Before you can figure out what you should pay, you need to know your enemy and what their position on the car is to begin with. As Sun Tzu said, “If you know the enemy and know yourself, you need not fear the result of a hundred battles…If you know neither the enemy nor yourself, you will succumb in every battle.”
The person who paid “$8,000 off” didn’t know what the dealer paid for the car, nor did they know that they were bringing a $12,500 tax credit with them. They didn’t know the enemy or themselves, and they lose big.
The smarter person in the last section knows themselves (and the $12,500 they’re owed here), but doesn’t know their enemy, and ends up paying MSRP.
The smartest buyer knows both themselves (that they’re owed $12,500 off), but also does the research to know their enemy (by figuring out what the dealer paid for the car), so that they can arrive at a fair final price. To do that, you’ll need to cruise to a site like Edmunds and figure out what the dealer’s invoice price for the vehicle is. In theory, this is what they paid Volkswagen for the ID.4.

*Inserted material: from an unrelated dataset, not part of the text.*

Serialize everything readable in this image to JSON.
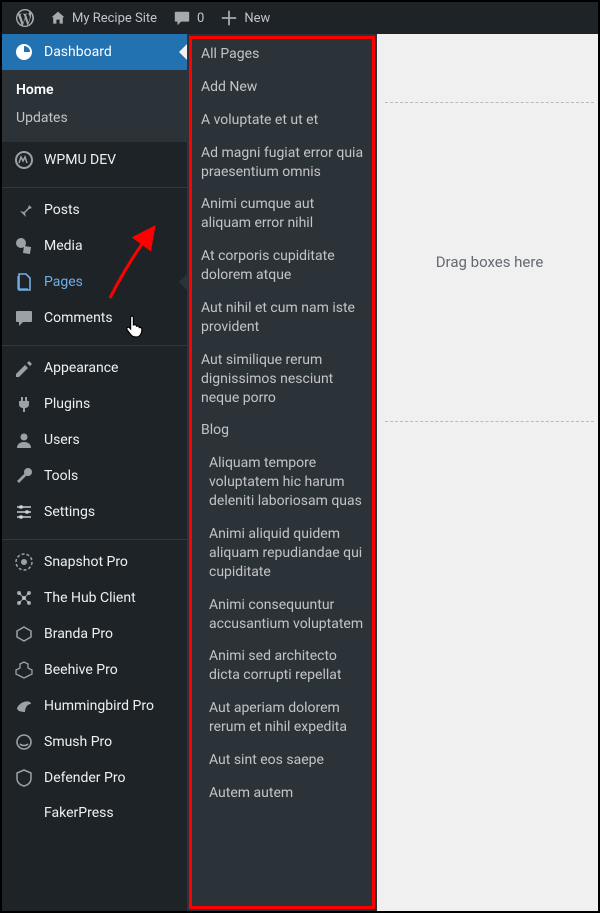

In this case, Edmunds says the invoice price was $43,696, but that’s not the whole story. There’s also a hidden profit margin called holdback, which dealers and manufacturers use to conceal the true price of the car. In the case of Volkswagen, Edmunds says the holdback is 2% of the MSRP, or $910.50. So, the dealer cost is actually about $42,785.
To be fair, the dealer probably paid something to have the car hauled to their lot from the factory, and they also may have paid for options if the car has any, so be sure to keep those in mind when you figure out what the dealer’s actual cost is.
Also, keep in mind that if there are any manufacturer, state, or local incentives, those come off of the dealer’s cost just like the EV tax credit.
In Part 2, I’m going to further explore the specific numbers for this example car so you can see how it works out in the end, give you some more tips to avoid common dealer scams, and ask whether this is a game that we want to play at all.
Featured image: A used car lot selling Nissan LEAFs. Photo by Jennifer Sensiba.